Tomoi’s practice was focused mainly in Kelantan and a few states nearby. Like neighbouring Trengganu, Kelantan’s geographic location led to its strong links with Cambodia and especially Thailand. The area was heavily influenced by the Indianised kingdom of Funan whose farming methods it adopted. The ancient kingdom of Langkasuka, based in present-day Kelantan, Trengganu and Pattani, was described in Chinese accounts of having a culture similar to Funan and this may have included martial arts. Kelantan was under Siamese influence throughout the 1800s until the British came into power. During the Japanese occupation, control of Kelantan was passed to Thailand again until the state became part of the Malayan Federation. Because of these close geographic, ethnic and historical ties, Malaysia and Thailand are linguistically and culturally very similar. Kelantan, Trengganu and Thailand’s southern provinces in particular share a distinct Malayan-Thai culture and language. One of the practices they have in common was the boxing form of dhoi muay (now called Muay Boran) from where the term tomoi derives. It was practiced not only the local Thais but other races as well, especially Malays. The Malays didn’t do so for its effectiveness in the ring but leaned more toward the cultural aspect.

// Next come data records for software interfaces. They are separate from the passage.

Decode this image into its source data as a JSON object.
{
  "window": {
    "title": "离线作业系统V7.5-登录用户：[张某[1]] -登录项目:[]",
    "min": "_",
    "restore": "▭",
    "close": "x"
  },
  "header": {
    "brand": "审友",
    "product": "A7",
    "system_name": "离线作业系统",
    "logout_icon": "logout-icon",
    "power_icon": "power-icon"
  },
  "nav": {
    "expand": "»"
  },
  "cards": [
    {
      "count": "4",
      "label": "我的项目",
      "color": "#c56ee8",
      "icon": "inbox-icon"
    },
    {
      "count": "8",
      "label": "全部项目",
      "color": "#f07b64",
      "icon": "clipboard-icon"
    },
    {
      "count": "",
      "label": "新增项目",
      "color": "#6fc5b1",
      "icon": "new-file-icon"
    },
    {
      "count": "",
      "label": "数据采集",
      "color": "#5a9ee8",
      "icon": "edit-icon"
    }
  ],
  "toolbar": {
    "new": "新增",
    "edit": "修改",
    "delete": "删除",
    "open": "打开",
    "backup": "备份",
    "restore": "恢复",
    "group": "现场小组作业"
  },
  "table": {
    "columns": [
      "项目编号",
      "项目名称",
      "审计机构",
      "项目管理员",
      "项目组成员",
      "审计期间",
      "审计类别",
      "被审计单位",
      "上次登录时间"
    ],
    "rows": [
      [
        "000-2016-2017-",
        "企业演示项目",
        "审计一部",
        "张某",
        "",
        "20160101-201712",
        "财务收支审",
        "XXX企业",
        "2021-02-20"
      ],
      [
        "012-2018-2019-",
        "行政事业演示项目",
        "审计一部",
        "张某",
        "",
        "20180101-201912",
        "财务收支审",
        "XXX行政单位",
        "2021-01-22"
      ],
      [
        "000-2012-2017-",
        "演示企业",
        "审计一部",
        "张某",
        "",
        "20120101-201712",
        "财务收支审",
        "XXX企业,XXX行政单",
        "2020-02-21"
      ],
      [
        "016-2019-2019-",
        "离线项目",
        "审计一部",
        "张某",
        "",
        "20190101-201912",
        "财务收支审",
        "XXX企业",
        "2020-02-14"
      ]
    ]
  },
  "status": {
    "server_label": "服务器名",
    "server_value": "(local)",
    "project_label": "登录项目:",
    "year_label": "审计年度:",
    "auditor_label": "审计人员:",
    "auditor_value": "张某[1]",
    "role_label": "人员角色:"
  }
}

Even before British colonization tomoi was a popular pastime. It remained so until 1990 when the Kelantan government under the administration of PAS banned a number of Malay arts including traditional attire, dances, shadow puppetry and tomoi along with them. Although it was still practiced by a few, tomoi’s popularity among Malays began to wane. In 2006 the ban was abolished and the art was again allowed to be practiced under the proposed name of “Muay Kelate”. The preferred name used by promoters is freestyle kickboxing but most Malay-speakers still call it tomoi.